- “Any and all.” The wording “any and all” should be deleted. It implies application of the indemnification to claims that may not relate to negligence.
- Lack of negligence standard. In order for any indemnification provision to be insurable, it must be tied to the consultant’s negligence. The provision, as worded, makes no reference to negligence. So, the word “negligent” should be inserted prior to “acts, errors or omissions.”
- Attorney’s fees. Whenever “attorney’s fees” are included in an indemnification provision, it needs to read: “attorney’s fees where recoverable under applicable law on account of negligence” or something similar. Not all jurisdictions allow the recovery of a plaintiff’s legal costs against the architect or engineer. In states with such laws, the fees are likely covered under a professional liability policy if the award is based on a finding of negligence, but not solely due to a contractual obligation to reimburse such fees.
- Lack of proportional liability. The phrase “in whole or in part” should be deleted and replaced with “to the extent caused by.” If unrevised, it creates a potential uninsured exposure. A professional liability insurance policy only covers a firm for its share of the liability.
Given the revisions outlined, here’s the corrected version (with deleted text in brackets; inserted text in bold type) of the uninsurable indemnification provision:

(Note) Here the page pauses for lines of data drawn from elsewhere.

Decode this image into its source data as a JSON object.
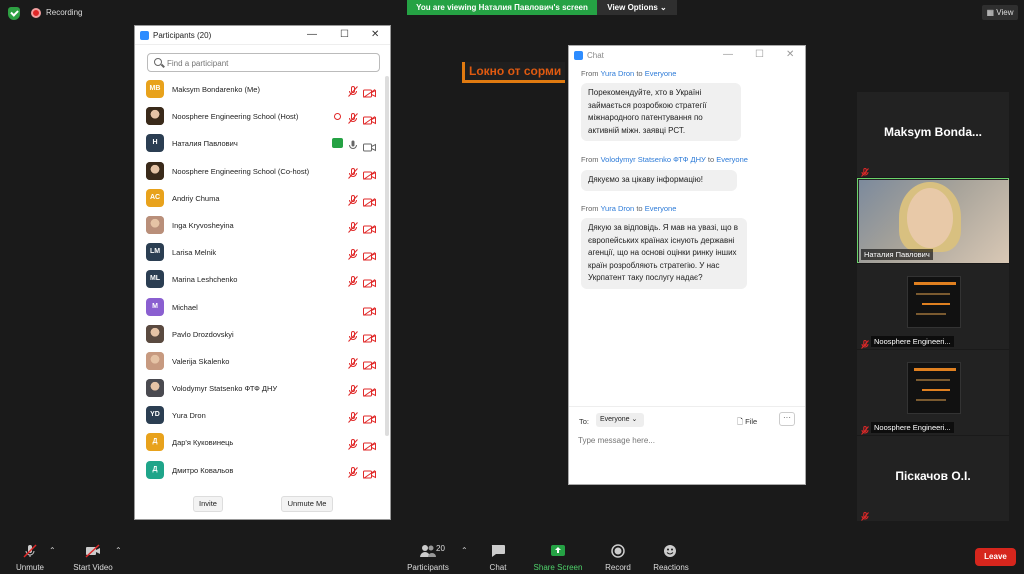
{
  "topbar": {
    "recording_label": "Recording",
    "viewing_banner": "You are viewing Наталия Павлович's screen",
    "view_options_label": "View Options",
    "view_label": "View"
  },
  "shared_screen": {
    "visible_text": "Lокно от сорми"
  },
  "participants_panel": {
    "title": "Participants (20)",
    "search_placeholder": "Find a participant",
    "participants": [
      {
        "name": "Maksym Bondarenko (Me)",
        "initials": "MB",
        "avatar_color": "#e8a21c"
      },
      {
        "name": "Noosphere Engineering School (Host)",
        "initials": "",
        "avatar_color": "#3a2a1a"
      },
      {
        "name": "Наталия Павлович",
        "initials": "Н",
        "avatar_color": "#2b3e52"
      },
      {
        "name": "Noosphere Engineering School (Co-host)",
        "initials": "",
        "avatar_color": "#3a2a1a"
      },
      {
        "name": "Andriy Chuma",
        "initials": "AC",
        "avatar_color": "#e8a21c"
      },
      {
        "name": "Inga Kryvosheyina",
        "initials": "",
        "avatar_color": "#b98f7a"
      },
      {
        "name": "Larisa Melnik",
        "initials": "LM",
        "avatar_color": "#2b3e52"
      },
      {
        "name": "Marina Leshchenko",
        "initials": "ML",
        "avatar_color": "#2b3e52"
      },
      {
        "name": "Michael",
        "initials": "M",
        "avatar_color": "#8a5fd0"
      },
      {
        "name": "Pavlo Drozdovskyi",
        "initials": "",
        "avatar_color": "#5a4a40"
      },
      {
        "name": "Valerija Skalenko",
        "initials": "",
        "avatar_color": "#c79a80"
      },
      {
        "name": "Volodymyr Statsenko ФТФ ДНУ",
        "initials": "",
        "avatar_color": "#4a4a50"
      },
      {
        "name": "Yura Dron",
        "initials": "YD",
        "avatar_color": "#2b3e52"
      },
      {
        "name": "Дар'я Куковинець",
        "initials": "Д",
        "avatar_color": "#e8a21c"
      },
      {
        "name": "Дмитро Ковальов",
        "initials": "Д",
        "avatar_color": "#1fa58a"
      }
    ],
    "invite_label": "Invite",
    "unmute_me_label": "Unmute Me"
  },
  "chat_panel": {
    "title": "Chat",
    "messages": [
      {
        "from": "Yura Dron",
        "to": "Everyone",
        "text": "Порекомендуйте, хто в Україні займається розробкою стратегії міжнародного патентування по активній міжн. заявці РСТ."
      },
      {
        "from": "Volodymyr Statsenko ФТФ ДНУ",
        "to": "Everyone",
        "text": "Дякуємо за цікаву інформацію!"
      },
      {
        "from": "Yura Dron",
        "to": "Everyone",
        "text": "Дякую за відповідь.  Я мав на увазі, що в європейських країнах існують державні агенції, що на основі оцінки ринку інших країн розробляють стратегію. У нас Укрпатент таку послугу надає?"
      }
    ],
    "from_word": "From",
    "to_word": "to",
    "to_label": "To:",
    "to_value": "Everyone",
    "file_label": "File",
    "more_label": "···",
    "input_placeholder": "Type message here..."
  },
  "video_tiles": [
    {
      "name": "Maksym  Bonda...",
      "type": "name"
    },
    {
      "name": "Наталия Павлович",
      "type": "video"
    },
    {
      "name": "Noosphere Engineeri...",
      "type": "screen"
    },
    {
      "name": "Noosphere Engineeri...",
      "type": "screen"
    },
    {
      "name": "Піскачов О.І.",
      "type": "name"
    }
  ],
  "toolbar": {
    "unmute_label": "Unmute",
    "start_video_label": "Start Video",
    "participants_label": "Participants",
    "participants_count": "20",
    "chat_label": "Chat",
    "share_screen_label": "Share Screen",
    "record_label": "Record",
    "reactions_label": "Reactions",
    "leave_label": "Leave"
  },
  "colors": {
    "accent_green": "#25a244",
    "leave_red": "#d6261d",
    "link_blue": "#2d7bd8",
    "muted_red": "#e02828"
  }
}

Consultant shall indemnify, <defend> and hold harmless the Client, the Client’s employees, directors, and officers <, agents, representatives, subsidiaries, affiliated companies, and lenders> from and against <any and all> liability, costs and expenses including, but not limited to, attorney’s fees where recoverable under applicable law on account of negligence <that occurred in whole or in part, as a result of> to the extent caused by the Consultant’s negligent acts, errors or omissions.
One other important point with regard to indemnification clauses: Be sure they “flow down” to any subconsultants the architect, engineer, or construction manager may be using on the project with wording identical to that of the primary agreement.

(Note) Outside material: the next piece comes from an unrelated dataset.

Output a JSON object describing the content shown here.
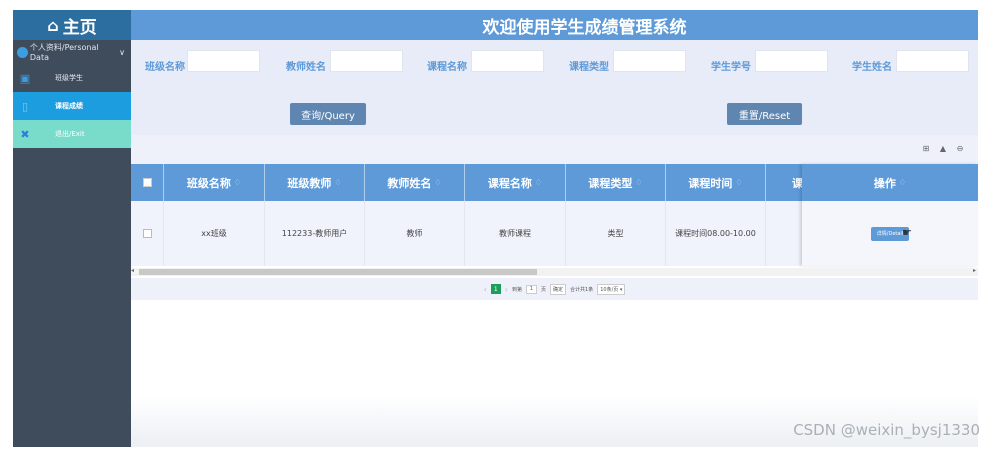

The first step in reducing uninsured or inappropriate risk is to understand what terms in an indemnification clause can hold the potential for uninsured exposures. Once these are recognized, the design firm should attempt to negotiate improvements that ensure a fair allocation of risk. Often, we find changes are possible simply by asking and explaining the unintended result of eliminating insurance coverage for a claim. Where the owner won’t make necessary changes, the firm then has the information it needs to make a “business decision” about whether or not to move forward with a less than acceptable clause.

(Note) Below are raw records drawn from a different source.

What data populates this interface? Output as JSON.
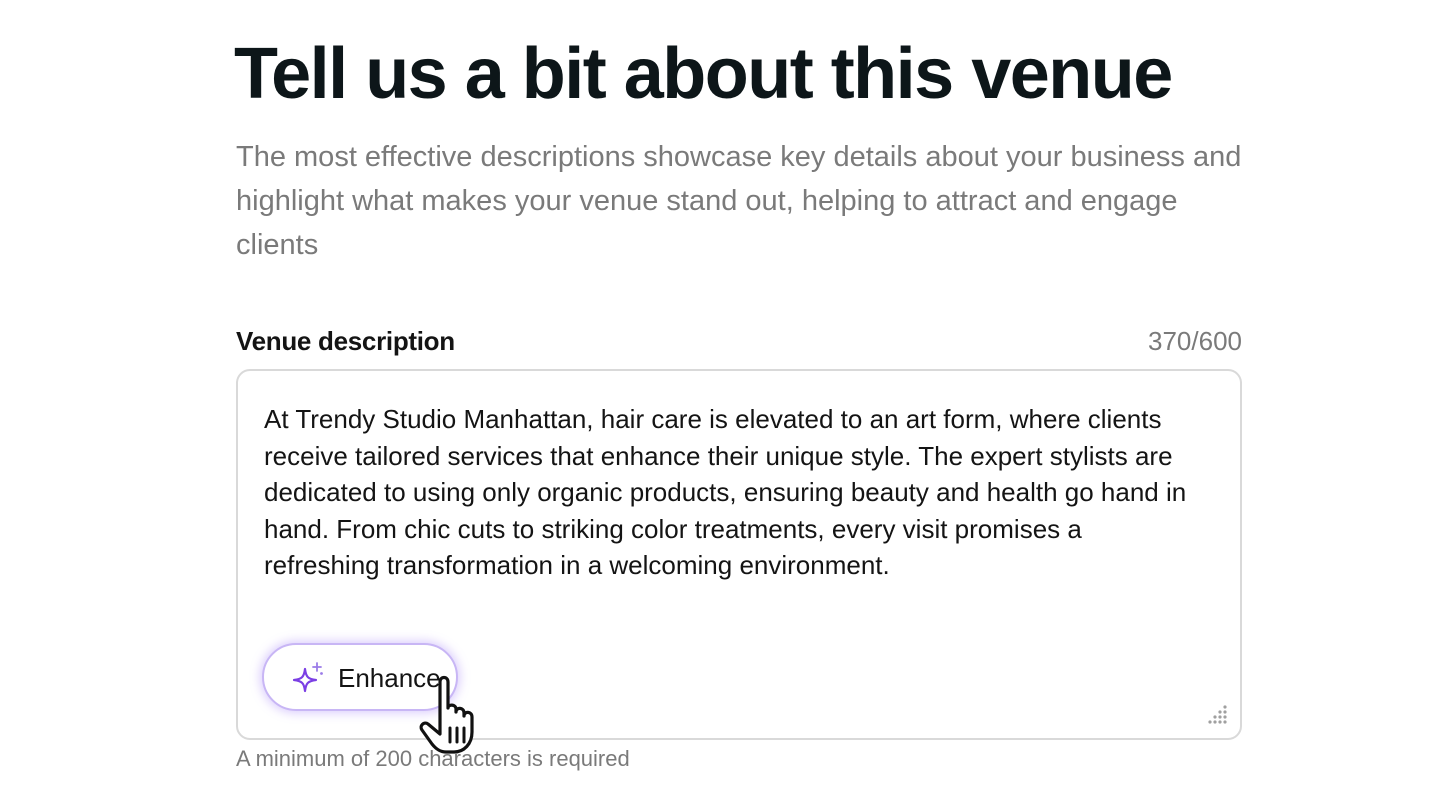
{
  "header": {
    "title": "Tell us a bit about this venue",
    "subtitle": "The most effective descriptions showcase key details about your business and highlight what makes your venue stand out, helping to attract and engage clients"
  },
  "venue_description": {
    "label": "Venue description",
    "counter": "370/600",
    "value": "At Trendy Studio Manhattan, hair care is elevated to an art form, where clients receive tailored services that enhance their unique style. The expert stylists are dedicated to using only organic products, ensuring beauty and health go hand in hand. From chic cuts to striking color treatments, every visit promises a refreshing transformation in a welcoming environment.",
    "enhance_button_label": "Enhance",
    "enhance_icon": "sparkle-icon",
    "helper_text": "A minimum of 200 characters is required"
  },
  "colors": {
    "title": "#0d1619",
    "muted": "#7a7a7a",
    "accent_purple": "#7b3fe4",
    "border": "#d9d9d9"
  }
}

In such instances, we are aware that some design firms may add a “risk charge” to their project pricing to help minimize any potential financial impact.
Dan Knise is the president and CEO at Ames & Gough. Contact him at firstname.lastname@example.org.